QUIGS scientific goals


Key aims

QUIGS aims to:

1. Document and synthesize data on the temporal and spatial patterns of climate responses during Quaternary interglacials and assess the governing processes using numerical models;

2. Assess the relevance of interglacials to understanding future climate change.

Within this framework we will examine (i) warm extremes, (ii) 'cooler' interglacials, and (iii) interglacials of the Early Pleistocene '41kyr-world'.

The drive towards a systematic understanding of interglacials requires targeted model exercises as well specific data sets with improved chronologies (some of which are not available yet). It is therefore, envisaged that the group will run over two 3-year phases: QUIGS1 will formulate reseach questions, identify knowledge gaps that hinder our understanding and steps how to fill these gaps. In close collaboration with PMIP, QUIGS1 will define model protocols and initiate the model runs and data collection needed. Having achieved these objectives in phase 1, QUIGS2, if approved, will attempt to systematically answer the research questions.

In this respect QUIGS will promote closer collaboration between the modeling and data communities, who together will provide expertise on experimental design, data compilations and syntheses, model-data comparisons, and interpretation of results.

 

Scientific questions and workplan for Phase 1: QUIGS1 (2015-2018)

(1) Warm extremes (Workshop, 2015)

In its final synthesis paper the PIGS Working Group identified the LIG and MIS 11 as the warmest interglacials of the last 800 kyr. Though not exact analogues for future anthropogenic changes, these periods can provide insights into climate processes and feedbacks during periods of ‘excess warmth’. While both interglacials have been considered by previous projects, our aim is to stimulate the work needed for PMIP, and this dictates an early consideration of these periods. Thus, during this first workshop, we will assess emerging data syntheses and recent model experiments (e.g. Capron et al., 2014; Milker et al. 2013; Otto-Bliesner et al., 2013; Loutre et al., 2014). This will allow us to highlight data gaps and promote efforts to fill these gaps. In particular, we will identify critical datasets needed and define the much needed model protocols (including transient simulations).
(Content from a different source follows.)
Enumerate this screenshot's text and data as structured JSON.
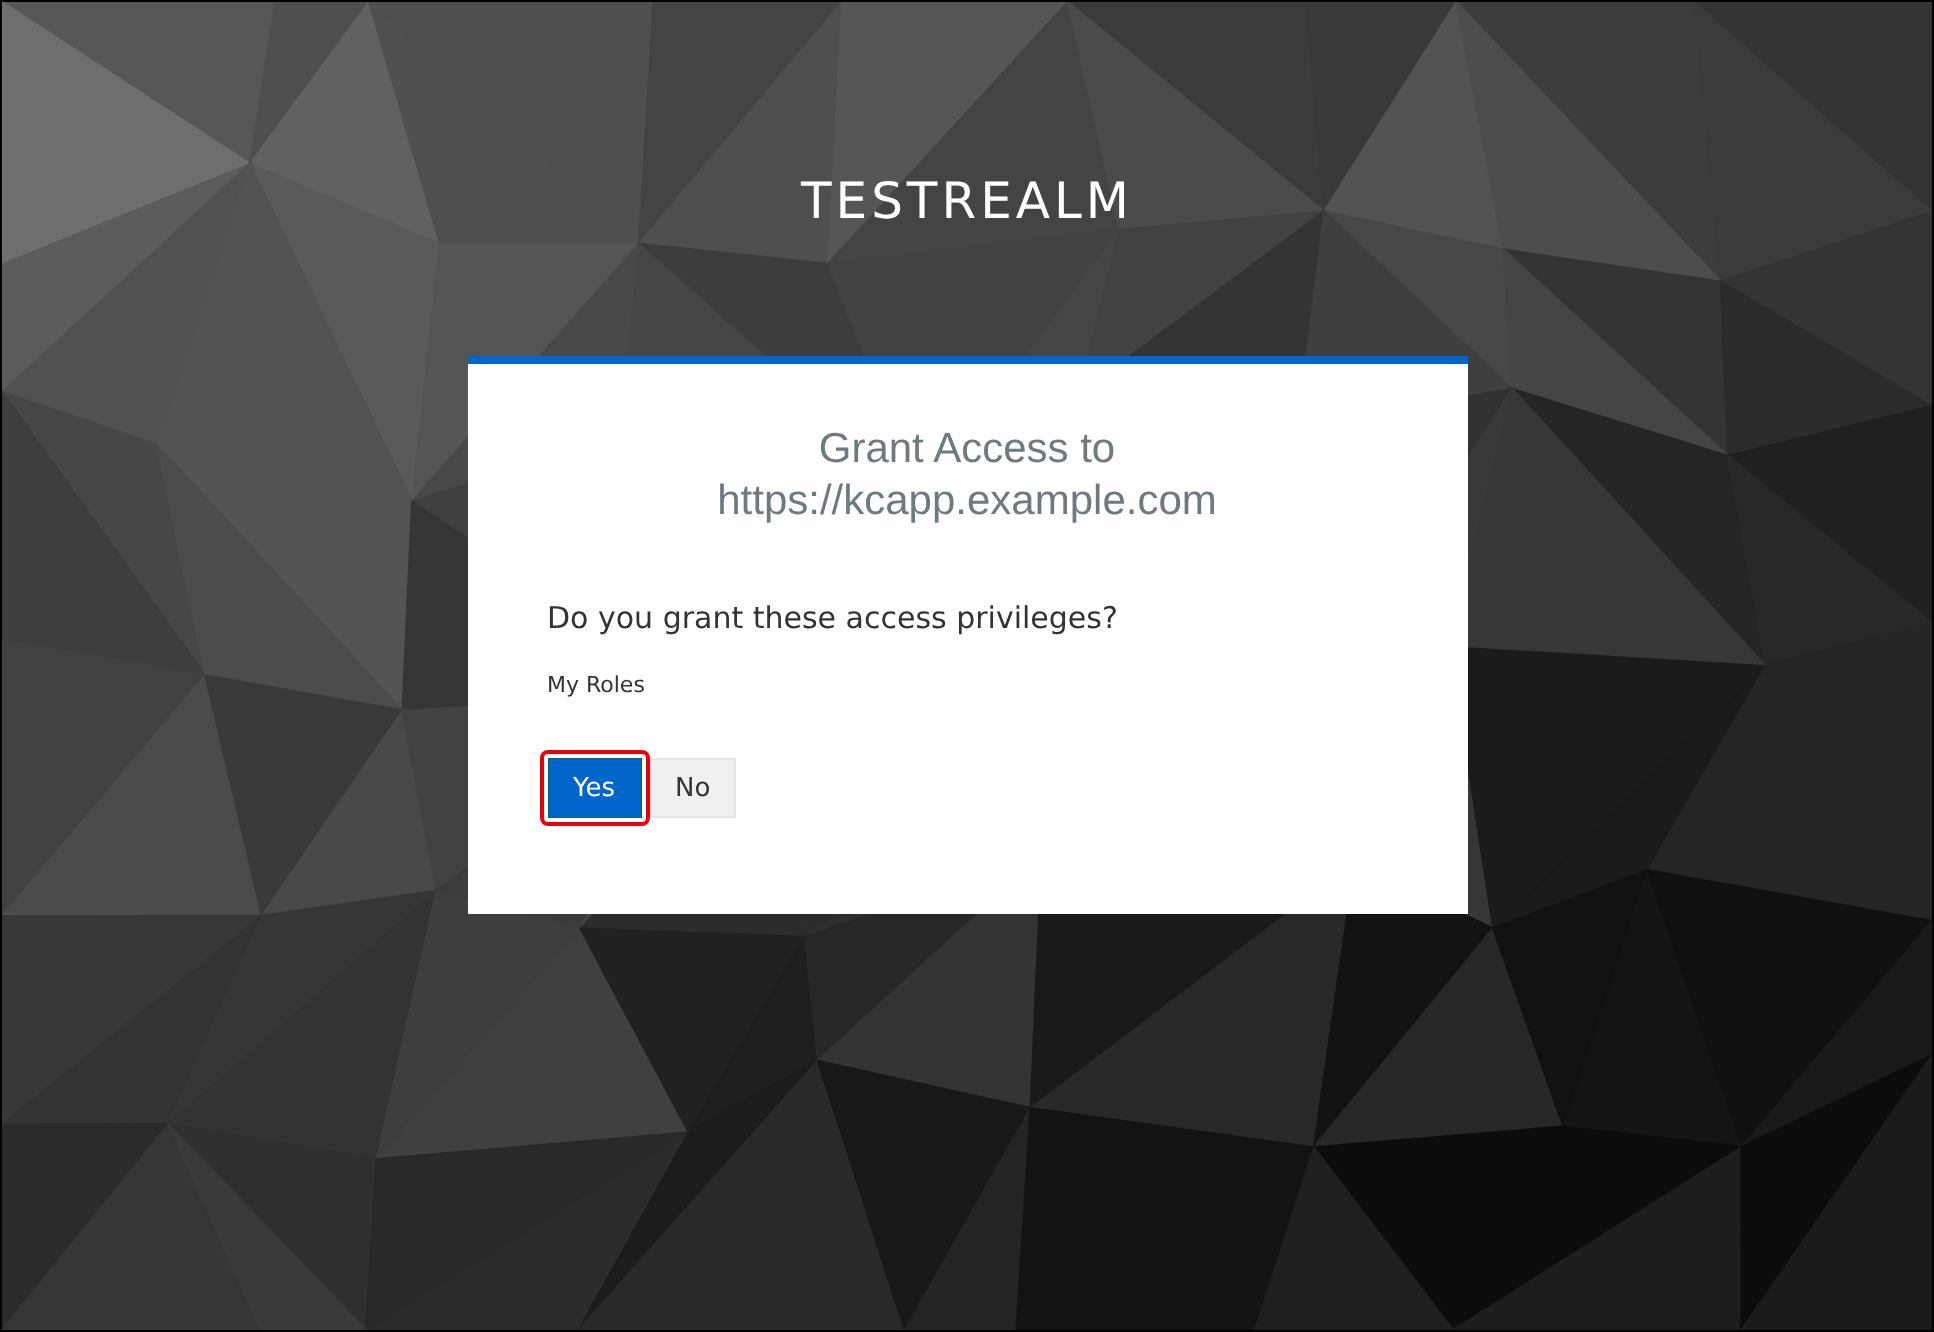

Although the LIG has received the most emphasis in terms of data and modelling studies, prominent questions remain. In addition, despite much interest on MIS 11, the causes of its interglacial intensity remain poorly understood. There is, therefore, a critical need to synthesize data, to better constrain the timing of changes and to model the carbon cycle in order to address the following questions:

What was the character of the responses of temperature, the hydrologic cycle and monsoons, and sea ice to the orbital forcing during the LIG and MIS 11. How linear are the responses?

What was the character of millennial variability during the LIG and MIS 11? What portion of the response can be attributed to millennial forcings?


(2) Timing and shape of glacial Terminations and the onset of interglacials (Workshop 2016). 

The motivation for this workshop stems from (i) an increased understanding of the temporal shape and spatial pattern of TII and the role of the bipolar seesaw, and (ii) improvements in constraining the timing of earlier Terminations by the speleothem community. The aim would be to put together the best reliable data about the timing of Terminations over the last 800 kyr and to combine them with conceptual models, EMICs and ESMs in order to address the following questions:

What determines the timing of Terminations?

What controls the spatial pattern of changes?

What is the role of millennial-scale variability?

Are Terminations predictable?


(3) Interglacials of the 41kyr-world versus those in the 100kyr-world (Workshop 2017):

Our understanding of glacial-interglacial cycles has been built on a large body of evidence on Middle and Late Pleistocene environments, dominated by 100kyr ice-volume variations. However, any theory of ice ages remains incomplete if it does not include an adequate description and understanding of the mode and tempo of climate variability during the 41kyr-world. Our aim will be to examine whether there are any fundamental differences between interglacials of the 41kyr- and 100kyr-worlds:

Does the distinction between 'saw-toothed'-shaped glacial cycles of the 100kyr-world and more 'symmetric' cycles of the 41kyr-world reflect the influence of ice-sheet size?

What was the duration of interglacials of the 41kyr-world?

Does the association of bipolar seesaw variability with glacial Terminations extend into the 41kyr-world?

Some of these questions could begin to be addressed by existing or currently generated datasets.  Providing a detailed reconstruction of the structure of 41-kyr cycles, the sequence of events at glacial Terminations and an assessment of the role of the bipolar seesaw in promoting deglaciation would represent significant contributions to initiate model runs of Early Pleistocene glacial cycles.